US20030178046 *Mar 19, 2002Sep 25, 2003Taiwan Semiconductor Manufacturing Co., Ltd.Apparatus and method for removing particles from wafer pods
US20050000051 *Nov 30, 2002Jan 6, 2005Heui-Jae PahkMachine and method for inspecting input shaft of power steering system
US20120260945 *Apr 3, 2012Oct 18, 2012Gwang-Sick KimApparatus for cleaning an object and method of operating the same
US20160300735 *Jun 16, 2015Oct 13, 2016Gudeng Precision Industrial Co., LtdPurge devices having micronozzles and operating methods thereof
WO2000038220A1 *Nov 18, 1999Jun 29, 2000Steag Microtech GmbhDevice and method for processing substrates
Classifications
U.S. Classification15/303, 15/309.2, 15/345
International ClassificationB08B5/02, B08B15/04, H01L21/00, H01L21/304
Cooperative ClassificationY10S134/902, B08B15/04, H01L21/67028, B08B5/02
European ClassificationH01L21/67S2D4, B08B15/04, B08B5/02
Legal Events
DateCodeEventDescription
Feb 6, 1996ASAssignment
Owner name: OKI ELECTRIC INDUSTRY CO., LTD., JAPAN
Free format text: ASSIGNMENT OF ASSIGNORS INTEREST;ASSIGNOR:KAWASAKI, SHINJI;REEL/FRAME:007848/0581

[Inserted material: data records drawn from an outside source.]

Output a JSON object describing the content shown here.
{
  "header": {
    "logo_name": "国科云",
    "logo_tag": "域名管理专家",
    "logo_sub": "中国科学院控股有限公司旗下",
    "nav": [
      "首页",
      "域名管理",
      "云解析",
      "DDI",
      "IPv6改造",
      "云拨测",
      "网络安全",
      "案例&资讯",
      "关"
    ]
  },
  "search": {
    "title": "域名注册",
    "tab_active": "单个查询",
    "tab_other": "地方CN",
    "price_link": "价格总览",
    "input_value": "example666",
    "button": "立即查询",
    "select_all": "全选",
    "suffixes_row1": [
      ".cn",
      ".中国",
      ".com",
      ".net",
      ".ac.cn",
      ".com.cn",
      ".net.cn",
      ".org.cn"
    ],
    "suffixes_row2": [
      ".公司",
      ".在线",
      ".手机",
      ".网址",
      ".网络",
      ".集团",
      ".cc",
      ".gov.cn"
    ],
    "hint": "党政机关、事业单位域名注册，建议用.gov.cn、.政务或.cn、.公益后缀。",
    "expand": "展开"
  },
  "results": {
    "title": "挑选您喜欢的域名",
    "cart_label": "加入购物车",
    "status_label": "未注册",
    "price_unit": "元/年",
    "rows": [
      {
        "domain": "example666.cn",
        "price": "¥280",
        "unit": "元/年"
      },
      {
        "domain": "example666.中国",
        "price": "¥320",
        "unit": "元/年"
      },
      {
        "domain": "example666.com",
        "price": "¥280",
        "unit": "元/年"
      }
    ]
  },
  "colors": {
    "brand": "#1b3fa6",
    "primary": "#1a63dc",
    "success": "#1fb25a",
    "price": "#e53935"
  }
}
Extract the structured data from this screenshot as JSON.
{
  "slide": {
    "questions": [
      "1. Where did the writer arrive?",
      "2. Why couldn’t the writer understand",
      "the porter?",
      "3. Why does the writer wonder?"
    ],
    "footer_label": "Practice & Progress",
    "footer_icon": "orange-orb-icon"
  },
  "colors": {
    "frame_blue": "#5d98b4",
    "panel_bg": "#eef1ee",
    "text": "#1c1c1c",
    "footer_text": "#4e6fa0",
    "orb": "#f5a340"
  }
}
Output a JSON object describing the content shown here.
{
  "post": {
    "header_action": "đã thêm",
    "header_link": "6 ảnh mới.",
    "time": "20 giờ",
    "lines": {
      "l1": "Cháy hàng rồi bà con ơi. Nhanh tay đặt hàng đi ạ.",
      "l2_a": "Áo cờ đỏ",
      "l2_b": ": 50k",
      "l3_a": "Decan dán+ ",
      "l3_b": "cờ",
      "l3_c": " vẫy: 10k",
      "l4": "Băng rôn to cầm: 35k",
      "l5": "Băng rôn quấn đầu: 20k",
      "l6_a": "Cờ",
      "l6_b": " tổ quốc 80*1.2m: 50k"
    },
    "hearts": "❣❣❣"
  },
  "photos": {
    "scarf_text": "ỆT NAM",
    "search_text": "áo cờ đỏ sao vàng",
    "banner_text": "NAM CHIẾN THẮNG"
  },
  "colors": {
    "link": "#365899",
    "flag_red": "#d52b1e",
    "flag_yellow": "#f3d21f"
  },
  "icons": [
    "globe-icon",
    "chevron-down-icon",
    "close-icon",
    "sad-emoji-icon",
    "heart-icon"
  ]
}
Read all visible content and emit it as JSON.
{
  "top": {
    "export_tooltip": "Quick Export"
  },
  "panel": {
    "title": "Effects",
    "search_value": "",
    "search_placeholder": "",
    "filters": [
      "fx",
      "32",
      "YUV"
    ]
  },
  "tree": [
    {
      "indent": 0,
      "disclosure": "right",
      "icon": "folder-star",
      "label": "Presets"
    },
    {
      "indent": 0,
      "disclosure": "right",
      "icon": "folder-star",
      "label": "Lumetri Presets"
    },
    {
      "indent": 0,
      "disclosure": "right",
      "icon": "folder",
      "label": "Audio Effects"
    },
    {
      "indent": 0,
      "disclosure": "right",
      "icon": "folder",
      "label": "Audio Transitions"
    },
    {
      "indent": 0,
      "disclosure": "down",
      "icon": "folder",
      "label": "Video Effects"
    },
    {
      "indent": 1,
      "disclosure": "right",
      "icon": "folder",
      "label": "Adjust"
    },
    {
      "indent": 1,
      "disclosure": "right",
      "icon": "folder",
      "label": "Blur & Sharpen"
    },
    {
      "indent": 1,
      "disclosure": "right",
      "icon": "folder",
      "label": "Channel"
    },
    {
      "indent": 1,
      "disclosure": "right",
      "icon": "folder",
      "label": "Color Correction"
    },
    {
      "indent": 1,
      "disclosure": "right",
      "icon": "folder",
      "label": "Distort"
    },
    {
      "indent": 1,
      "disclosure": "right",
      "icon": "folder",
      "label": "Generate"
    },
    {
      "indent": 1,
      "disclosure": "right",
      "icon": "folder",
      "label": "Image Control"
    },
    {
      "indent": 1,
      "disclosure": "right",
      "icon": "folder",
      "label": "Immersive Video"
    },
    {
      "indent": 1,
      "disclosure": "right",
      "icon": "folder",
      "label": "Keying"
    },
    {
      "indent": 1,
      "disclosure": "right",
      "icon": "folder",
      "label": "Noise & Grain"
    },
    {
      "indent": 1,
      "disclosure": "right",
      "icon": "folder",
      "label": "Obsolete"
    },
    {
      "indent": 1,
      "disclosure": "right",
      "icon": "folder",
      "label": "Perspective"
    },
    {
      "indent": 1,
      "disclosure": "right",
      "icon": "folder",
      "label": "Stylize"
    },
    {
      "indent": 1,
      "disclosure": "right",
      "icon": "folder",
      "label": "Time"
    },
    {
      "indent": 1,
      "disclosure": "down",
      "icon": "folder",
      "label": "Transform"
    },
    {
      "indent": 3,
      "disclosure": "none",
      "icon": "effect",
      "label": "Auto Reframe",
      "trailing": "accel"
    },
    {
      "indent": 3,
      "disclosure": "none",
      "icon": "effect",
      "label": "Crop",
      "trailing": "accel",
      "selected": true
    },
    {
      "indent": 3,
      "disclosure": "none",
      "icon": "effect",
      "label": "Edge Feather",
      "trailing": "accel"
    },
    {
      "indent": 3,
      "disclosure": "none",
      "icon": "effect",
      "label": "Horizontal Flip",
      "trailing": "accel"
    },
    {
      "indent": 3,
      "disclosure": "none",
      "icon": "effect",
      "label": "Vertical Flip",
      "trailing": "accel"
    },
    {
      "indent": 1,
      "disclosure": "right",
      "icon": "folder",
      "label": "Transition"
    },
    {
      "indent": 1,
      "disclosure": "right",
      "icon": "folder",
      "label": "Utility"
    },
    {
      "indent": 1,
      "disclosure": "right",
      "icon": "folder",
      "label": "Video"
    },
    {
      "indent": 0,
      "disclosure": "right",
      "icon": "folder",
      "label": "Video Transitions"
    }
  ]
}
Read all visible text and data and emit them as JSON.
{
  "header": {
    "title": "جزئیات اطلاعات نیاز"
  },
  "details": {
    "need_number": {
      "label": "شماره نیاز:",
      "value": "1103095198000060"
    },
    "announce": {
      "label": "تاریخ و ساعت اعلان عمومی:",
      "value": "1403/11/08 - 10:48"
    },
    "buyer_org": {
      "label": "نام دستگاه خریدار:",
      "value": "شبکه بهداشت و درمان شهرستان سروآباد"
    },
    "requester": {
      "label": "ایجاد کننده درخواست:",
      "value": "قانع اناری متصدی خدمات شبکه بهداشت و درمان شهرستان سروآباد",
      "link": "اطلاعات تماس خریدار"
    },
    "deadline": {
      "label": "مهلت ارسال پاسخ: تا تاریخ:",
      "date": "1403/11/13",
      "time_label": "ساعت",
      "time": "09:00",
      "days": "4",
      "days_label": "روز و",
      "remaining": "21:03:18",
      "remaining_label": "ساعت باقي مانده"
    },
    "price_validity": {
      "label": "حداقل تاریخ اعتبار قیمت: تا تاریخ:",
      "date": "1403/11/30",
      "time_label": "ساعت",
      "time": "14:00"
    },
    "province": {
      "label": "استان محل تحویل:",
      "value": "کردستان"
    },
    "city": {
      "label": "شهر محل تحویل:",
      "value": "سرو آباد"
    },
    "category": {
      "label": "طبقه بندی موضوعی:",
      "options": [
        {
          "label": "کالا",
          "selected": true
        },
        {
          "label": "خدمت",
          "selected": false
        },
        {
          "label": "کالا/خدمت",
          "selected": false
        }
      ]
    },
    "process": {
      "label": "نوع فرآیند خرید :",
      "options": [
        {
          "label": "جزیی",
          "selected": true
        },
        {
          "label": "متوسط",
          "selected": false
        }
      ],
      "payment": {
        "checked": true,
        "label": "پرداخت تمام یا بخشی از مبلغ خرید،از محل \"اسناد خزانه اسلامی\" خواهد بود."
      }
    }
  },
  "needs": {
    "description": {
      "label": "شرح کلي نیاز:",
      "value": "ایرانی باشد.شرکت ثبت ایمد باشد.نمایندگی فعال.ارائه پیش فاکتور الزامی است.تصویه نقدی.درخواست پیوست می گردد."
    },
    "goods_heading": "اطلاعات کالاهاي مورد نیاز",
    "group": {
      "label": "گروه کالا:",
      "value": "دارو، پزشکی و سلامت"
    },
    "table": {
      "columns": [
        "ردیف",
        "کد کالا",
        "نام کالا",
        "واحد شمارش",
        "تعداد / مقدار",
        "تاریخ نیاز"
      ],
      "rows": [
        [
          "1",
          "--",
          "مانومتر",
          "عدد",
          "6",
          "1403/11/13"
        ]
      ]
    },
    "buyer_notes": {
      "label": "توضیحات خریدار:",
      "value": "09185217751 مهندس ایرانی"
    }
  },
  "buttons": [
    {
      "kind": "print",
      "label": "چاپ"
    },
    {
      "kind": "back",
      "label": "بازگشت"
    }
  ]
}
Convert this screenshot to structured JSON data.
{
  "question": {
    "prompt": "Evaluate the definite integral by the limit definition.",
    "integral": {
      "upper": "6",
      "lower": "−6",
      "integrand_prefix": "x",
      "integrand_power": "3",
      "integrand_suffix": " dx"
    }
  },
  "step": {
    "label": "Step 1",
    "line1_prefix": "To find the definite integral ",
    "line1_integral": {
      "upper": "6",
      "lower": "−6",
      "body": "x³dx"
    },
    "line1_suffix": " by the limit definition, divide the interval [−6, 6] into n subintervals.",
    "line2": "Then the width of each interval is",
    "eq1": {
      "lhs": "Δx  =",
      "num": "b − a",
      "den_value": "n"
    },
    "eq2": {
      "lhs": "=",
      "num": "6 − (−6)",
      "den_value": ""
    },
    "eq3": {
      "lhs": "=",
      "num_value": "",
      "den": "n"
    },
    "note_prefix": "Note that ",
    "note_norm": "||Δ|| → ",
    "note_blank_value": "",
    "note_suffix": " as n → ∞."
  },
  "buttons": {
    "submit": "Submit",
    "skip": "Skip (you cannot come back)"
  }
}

Effective date: 19960123
Feb 21, 2002FPAYFee payment
Year of fee payment: 4
Feb 17, 2006FPAYFee payment
Year of fee payment: 8
Feb 13, 2009ASAssignment
Owner name: OKI SEMICONDUCTOR CO., LTD., JAPAN
Free format text: CHANGE OF NAME;ASSIGNOR:OKI ELECTRIC INDUSTRY CO., LTD.;REEL/FRAME:022288/0277
Effective date: 20081001
Feb 25, 2010FPAYFee payment
Year of fee payment: 12
Mar 21, 2014ASAssignment
Owner name: LAPIS SEMICONDUCTOR CO., LTD., JAPAN
Free format text: CHANGE OF NAME;ASSIGNOR:OKI SEMICONDUCTOR CO., LTD;REEL/FRAME:032495/0483
Effective date: 20111003